Help and frequently asked questions

Are there treatments for glaucoma?


Treatments for glaucoma are available, but it is vital to seek medical advice as soon as you begin noticing symptoms. This is because any vision loss you have already experienced cannot be reversed. Glaucoma is a condition that typically affects both eyes and is caused when the drainage tubes within the eye become blocked. These tubes - known as the trabecular meshwork - help the fluid in the eye drain properly. When they are blocked, pressure builds up in the eye and can damage the optic nerve or the nerve fibres in the retina. These parts of the eye are essential for transferring information to the brain, making them an important part of your sight.

What treatments are available?

Early diagnosis is the best way to prevent glaucoma from developing into a serious condition. Many of the treatments for the disease aim to reduce pressure in the eye, which can be achieved in several ways.Eye drops: Your eye specialist will typically prescribe eye drops in cases where glaucoma is in the early stages or is developing slowly. You must remember to use the eye drops regularly, even if feel you have not experienced any vision loss.If you usually wear contact lenses, you may need to switch these out for glasses as eye drops can build up on the lens and damage your eye. There are a number of different eye drops that serve various purposes:

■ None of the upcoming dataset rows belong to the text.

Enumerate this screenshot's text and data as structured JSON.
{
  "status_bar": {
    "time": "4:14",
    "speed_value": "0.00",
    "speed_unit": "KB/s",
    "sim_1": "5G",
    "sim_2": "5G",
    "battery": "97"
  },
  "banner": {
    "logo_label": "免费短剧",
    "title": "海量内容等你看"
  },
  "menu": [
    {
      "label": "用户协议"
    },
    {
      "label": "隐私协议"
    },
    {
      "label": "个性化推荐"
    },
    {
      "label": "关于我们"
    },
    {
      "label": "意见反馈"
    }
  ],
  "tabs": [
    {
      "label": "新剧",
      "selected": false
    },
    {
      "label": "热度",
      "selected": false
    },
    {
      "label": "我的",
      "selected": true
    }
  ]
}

  • Prostaglandin analogue: Usually used once a day, these increase the flow of aqueous humour - the fluid in the eye. This reduces pressure.
  • Beta-blockers:  These are thought to slow the production of vitreous humour (fluid in the eye) and should be used once or twice a day.
  • Carbonic anhydrase inhibitors: These also cause the eye to produce less aqueous humour (eye fluid) and can be applied up to three times a day.
  • Sympathomimetics: Can reduce pressure in the eye by slowing production of aqueous humour and boosting flow of the fluid from the eye. May need to be used cautiously if you have high blood pressure or heart disease.Some of the eye drops may have side effects, so it is important to consult with a specialist to ensure you receive the right treatment for your circumstances.

Are there surgical options for glaucoma?

There are surgical treatments available if your glaucoma symptoms do not improve using eye drops.Laser treatment: An ophthalmologist may try to open up the blocked drainage tubes using a high-energy laser. The laser will be shone through the lens and makes small holes in the tubes. This should improve fluid drainage and lower pressure in the eye (intraocular pressure). Another laser option is to destroy tissues in the eye that produce aqueous humour. This serves a similar function to some eye drop solutions, with less fluid leading to lower pressure build-up.Laser treatments are typically painless and fairly quick, but you may still need to use eye drops following the procedure.

  • Surgery: Several surgical options exist, although a trabeculectomy is the most common. This removes part of the drainage tube network to improve fluid flow.However, other surgical treatments include:
  • Deep sclerectomy: An operation where a small device is implanted into the eye to widen the drainage tubes.
  • Aqueous shunt: A shunt is a device that helps fluids to drain quicker.
  • Viscocanalostomy: This removes a small section of the sclera (the white of the eye), which allows fluid to filter out of the eye and into the body.The treatment your eye specialist chooses for your condition will often depend on the type of glaucoma you have and how quickly it is likely to continue developing.